◆ **REQUIREMENT**
Whenever a line of the material contains the string "views", it should be copied.

◆ **SUPPLIED RECORDS**

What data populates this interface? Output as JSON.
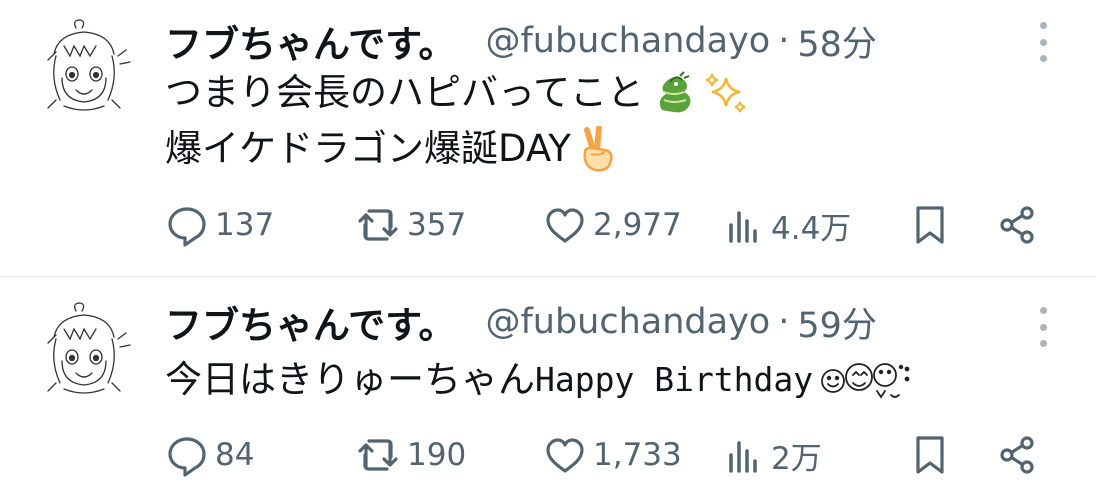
{
  "colors": {
    "text": "#0f1419",
    "secondary": "#536471",
    "divider": "#e1e5e8",
    "dragon": "#5aa33a",
    "sparkle": "#f2b632",
    "victory_hand": "#f5a445"
  },
  "tweets": [
    {
      "author": "フブちゃんです。",
      "handle": "@fubuchandayo",
      "separator": "·",
      "time": "58分",
      "text_line1": "つまり会長のハピバってこと",
      "text_line1_emojis": [
        "dragon-emoji",
        "sparkles-emoji"
      ],
      "text_line2": "爆イケドラゴン爆誕DAY",
      "text_line2_emojis": [
        "victory-hand-emoji"
      ],
      "replies": "137",
      "retweets": "357",
      "likes": "2,977",
      "views": "4.4万",
      "icons": [
        "reply-icon",
        "retweet-icon",
        "like-icon",
        "views-icon",
        "bookmark-icon",
        "share-icon",
        "more-options-icon"
      ]
    },
    {
      "author": "フブちゃんです。",
      "handle": "@fubuchandayo",
      "separator": "·",
      "time": "59分",
      "text_jp": "今日はきりゅーちゃん",
      "text_en": "Happy Birthday",
      "text_emojis": [
        "kaomoji-faces"
      ],
      "replies": "84",
      "retweets": "190",
      "likes": "1,733",
      "views": "2万",
      "icons": [
        "reply-icon",
        "retweet-icon",
        "like-icon",
        "views-icon",
        "bookmark-icon",
        "share-icon",
        "more-options-icon"
      ]
    }
  ]
}
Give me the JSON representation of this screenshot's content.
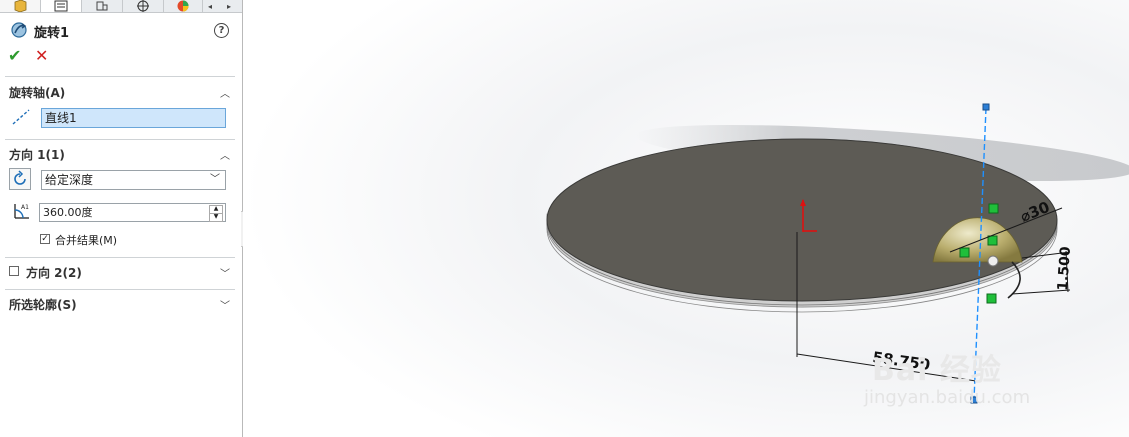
{
  "feature": {
    "title": "旋转1",
    "help_label": "?",
    "ok_label": "✔",
    "cancel_label": "✕"
  },
  "sections": {
    "axis": {
      "label": "旋转轴(A)",
      "value": "直线1"
    },
    "direction1": {
      "label": "方向 1(1)",
      "end_condition": "给定深度",
      "angle": "360.00度",
      "merge_label": "合并结果(M)",
      "merge_checked": "✓"
    },
    "direction2": {
      "label": "方向 2(2)"
    },
    "contours": {
      "label": "所选轮廓(S)"
    }
  },
  "viewport": {
    "dim_diameter": "⌀30",
    "dim_thickness": "1.500",
    "dim_distance": "58.750",
    "watermark": "Bai 经验",
    "watermark_url": "jingyan.baidu.com"
  },
  "colors": {
    "accent": "#2e9b2e",
    "cancel": "#d02020",
    "axis_blue": "#1e90ff",
    "disc_top": "#5d5b55",
    "disc_edge": "#cfcfcf"
  }
}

◆ **TASK SOLUTION**
      "views": "4.4万",
        "views-icon",
      "views": "2万",
        "views-icon",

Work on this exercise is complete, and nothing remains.